CVR Refining does not discuss its RINs-buying strategy, but analysts say the company’s financial disclosures show that it built up a large short position in 2017. That means it was not buying RINs — or possibly even selling them — on the expectation that prices for the credits would fall and it could purchase them cheaply later on.
But when it became clear that the EPA would reject Icahn’s proposal and other changes to the program, RINs prices surged throughout much of last summer. As CVR’s RINs liability ballooned to more than $200 million, analysts warned that the refiner might have to buy RINs at sky high prices to cover its obligations.
But the RINs market has now reversed course, with prices for ethanol credits dropping from nearly $1 in November to about 30 cents this week. Energy analysts say the catalyst for the reversal is clear.
“It’s due to the increasing amount of small refiner exemptions that the EPA has granted, which reduces the demand for RINs,” said Andrew Lipow, president of Lipow Oil Associates.
The Trump EPA has reportedly encouraged dozens of refineries to apply for waivers, and has so far granted about two dozen, according to Reuters. By comparison, the Obama EPA granted about eight waivers annually, though a U.S. Court of Appeals ruled last year that the administration improperly denied waivers to some refineries.
To be sure, falling RINs costs are by no means the only reason CVR Energy and CVR Refining have rallied.
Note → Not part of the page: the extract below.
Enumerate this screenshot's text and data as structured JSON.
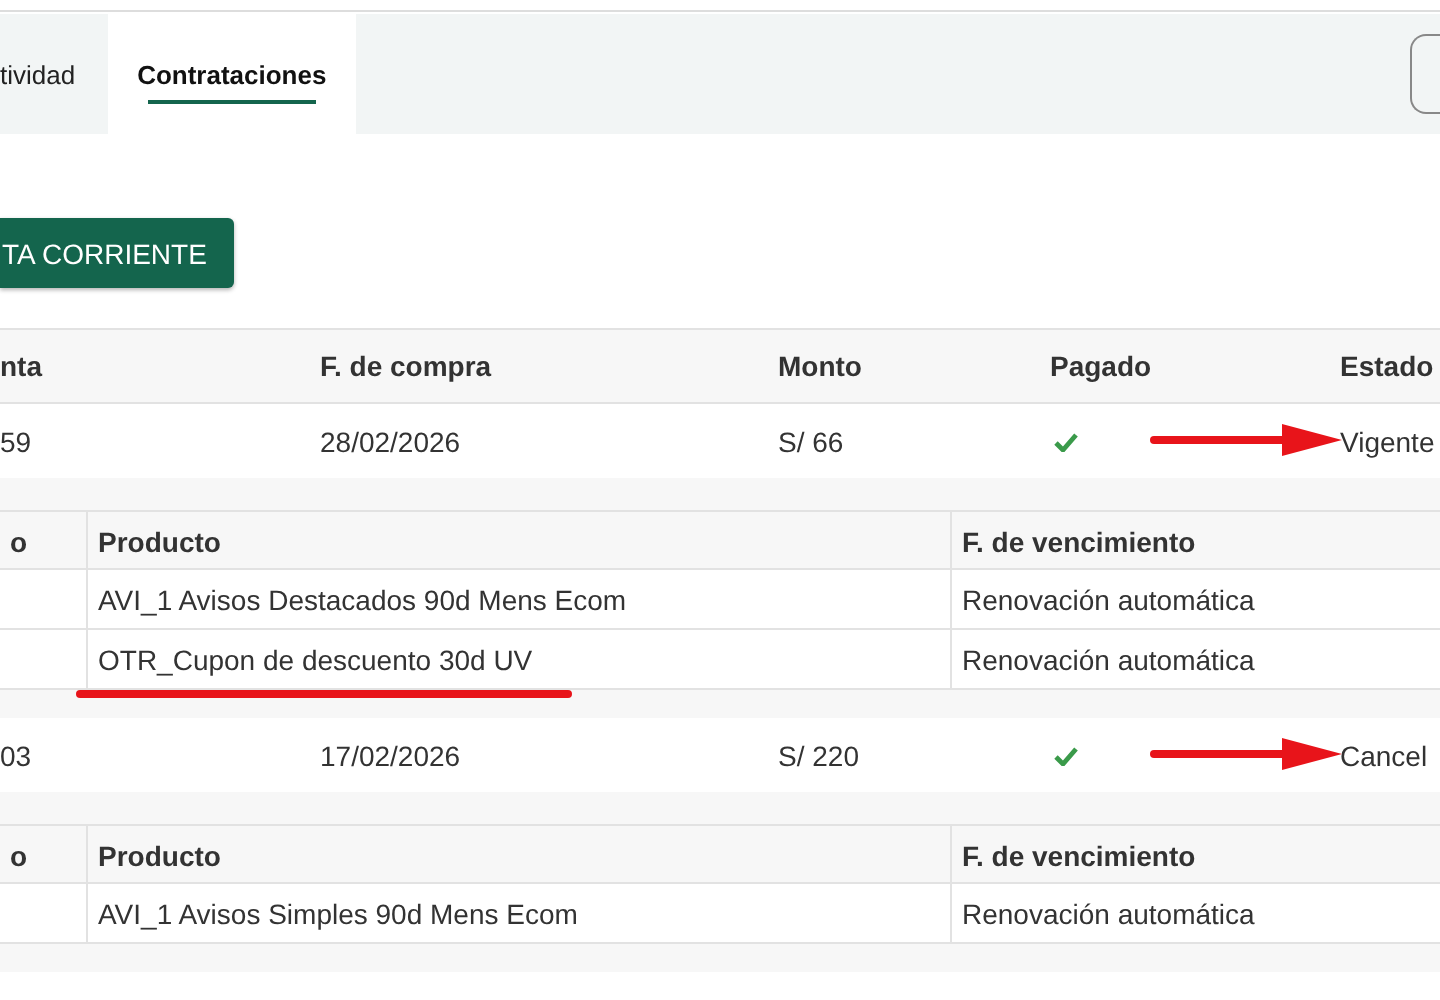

The biggest driver has been the widening of so-called crack spreads, the industry’s term for the difference between the cost of crude oil that goes into refineries and the selling price of fuels that come out of them.
CVR Refining is among the refiners with access to crude from the Permian Basin, the epicenter of the U.S. shale oil boom. The price of oil extracted from there has been heavily discounted lately.
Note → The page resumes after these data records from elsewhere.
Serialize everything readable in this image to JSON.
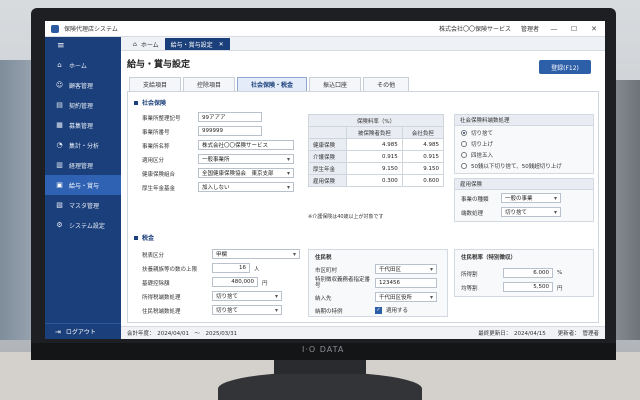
{
  "window": {
    "title": "保険代理店システム",
    "company": "株式会社〇〇保険サービス",
    "user": "管理者"
  },
  "sidebar": {
    "items": [
      {
        "icon": "home-icon",
        "glyph": "⌂",
        "label": "ホーム"
      },
      {
        "icon": "customer-icon",
        "glyph": "☺",
        "label": "顧客管理"
      },
      {
        "icon": "contract-icon",
        "glyph": "▤",
        "label": "契約管理"
      },
      {
        "icon": "recruit-icon",
        "glyph": "▦",
        "label": "募集管理"
      },
      {
        "icon": "analysis-icon",
        "glyph": "◔",
        "label": "集計・分析"
      },
      {
        "icon": "accounting-icon",
        "glyph": "▥",
        "label": "経理管理"
      },
      {
        "icon": "payroll-icon",
        "glyph": "▣",
        "label": "給与・賞与"
      },
      {
        "icon": "master-icon",
        "glyph": "▧",
        "label": "マスタ管理"
      },
      {
        "icon": "settings-icon",
        "glyph": "⚙",
        "label": "システム設定"
      }
    ],
    "active_index": 6,
    "logout": "ログアウト"
  },
  "tabs": {
    "home": "ホーム",
    "current": "給与・賞与設定"
  },
  "page": {
    "title": "給与・賞与設定",
    "register_button": "登録(F12)"
  },
  "subtabs": [
    "支給項目",
    "控除項目",
    "社会保険・税金",
    "振込口座",
    "その他"
  ],
  "active_subtab": 2,
  "social": {
    "heading": "社会保険",
    "fields": [
      {
        "label": "事業所整理記号",
        "value": "99アアア",
        "select": false
      },
      {
        "label": "事業所番号",
        "value": "999999",
        "select": false
      },
      {
        "label": "事業所名称",
        "value": "株式会社〇〇保険サービス",
        "select": false
      },
      {
        "label": "適用区分",
        "value": "一般事業所",
        "select": true
      },
      {
        "label": "健康保険組合",
        "value": "全国健康保険協会　東京支部",
        "select": true
      },
      {
        "label": "厚生年金基金",
        "value": "加入しない",
        "select": true
      }
    ]
  },
  "rates": {
    "title": "保険料率（%）",
    "col_employee": "被保険者負担",
    "col_company": "会社負担",
    "rows": [
      {
        "label": "健康保険",
        "employee": "4.985",
        "company": "4.985"
      },
      {
        "label": "介護保険",
        "employee": "0.915",
        "company": "0.915"
      },
      {
        "label": "厚生年金",
        "employee": "9.150",
        "company": "9.150"
      },
      {
        "label": "雇用保険",
        "employee": "0.300",
        "company": "0.600"
      }
    ],
    "note": "※介護保険は40歳以上が対象です"
  },
  "rounding": {
    "title": "社会保険料端数処理",
    "options": [
      "切り捨て",
      "切り上げ",
      "四捨五入",
      "50銭以下切り捨て、50銭超切り上げ"
    ],
    "selected": 0
  },
  "employment": {
    "title": "雇用保険",
    "business_label": "事業の種類",
    "business_value": "一般の事業",
    "fraction_label": "端数処理",
    "fraction_value": "切り捨て"
  },
  "tax": {
    "heading": "税金",
    "tax_class_label": "税表区分",
    "tax_class_value": "甲欄",
    "dependents_label": "扶養親族等の数の上限",
    "dependents_value": "16",
    "dependents_unit": "人",
    "basic_label": "基礎控除額",
    "basic_value": "480,000",
    "basic_unit": "円",
    "income_round_label": "所得税端数処理",
    "income_round_value": "切り捨て",
    "resident_round_label": "住民税端数処理",
    "resident_round_value": "切り捨て"
  },
  "resident": {
    "title": "住民税",
    "city_label": "市区町村",
    "city_value": "千代田区",
    "special_label": "特別徴収義務者指定番号",
    "special_value": "123456",
    "payto_label": "納入先",
    "payto_value": "千代田区役所",
    "exception_label": "納期の特例",
    "exception_check": "適用する"
  },
  "special_rates": {
    "title": "住民税率（特別徴収）",
    "income_label": "所得割",
    "income_value": "6.000",
    "income_unit": "%",
    "equal_label": "均等割",
    "equal_value": "5,500",
    "equal_unit": "円"
  },
  "status": {
    "fiscal": "会計年度：　2024/04/01　～　2025/03/31",
    "updated": "最終更新日：　2024/04/15",
    "updater": "更新者：　管理者"
  }
}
CVR Refining posted nearly $147 million in profit in the first quarter, more than double its income from a year ago and its best quarterly earnings in nearly three years. Its full-year profit for 2017 grew nearly six-fold to about $89 million, though it remains well below the nearly $600 million CVR Refining earned in 2012 and 2013.
The drop in RINs prices, a significant expense for small refining facilities, has relieved pressure on CVR’s bottom line. Indeed, CVR Refining CEO David Lamp highlighted lower RINs prices as one of four factors that boosted the company’s first-quarter performance.
“It’s been one of the bright spots for refiners in 2018,” said Kloza. “Lower RINs prices for most refiners, but particularly merchant refiners, have been the gift that keeps on giving this year.”
CVR Refining expects to spend $80 million to buy RINs this year, down from an earlier forecast for $200 million. It is unclear to what degree CVR has been able to benefit from the drop in RINs prices in the final weeks of 2017 and throughout 2018.
The company declined to comment on several questions regarding its RINs strategy. Reuters reported that the EPA granted its Wynnewood, Oklahoma, refinery a small refinery exemption and the benefit of that waiver.
Some of its peers have offered more details. Dallas-based refiner HollyFrontier, which earned $268 million in the first quarter, reported on Wednesday that waivers for its Cheyenne, Wyoming, refinery amounted to a $72 million benefit during the quarter.
Lamp said the company will continue to lobby for change to the Renewable Fuel Standard, but CVR Refining is preparing for the program’s survival. In February, Lamp announced the company will expand into wholesale or retail fuel businesses, which will allow it to blend ethanol into fossil fuels and reduce its obligation to buy RINs.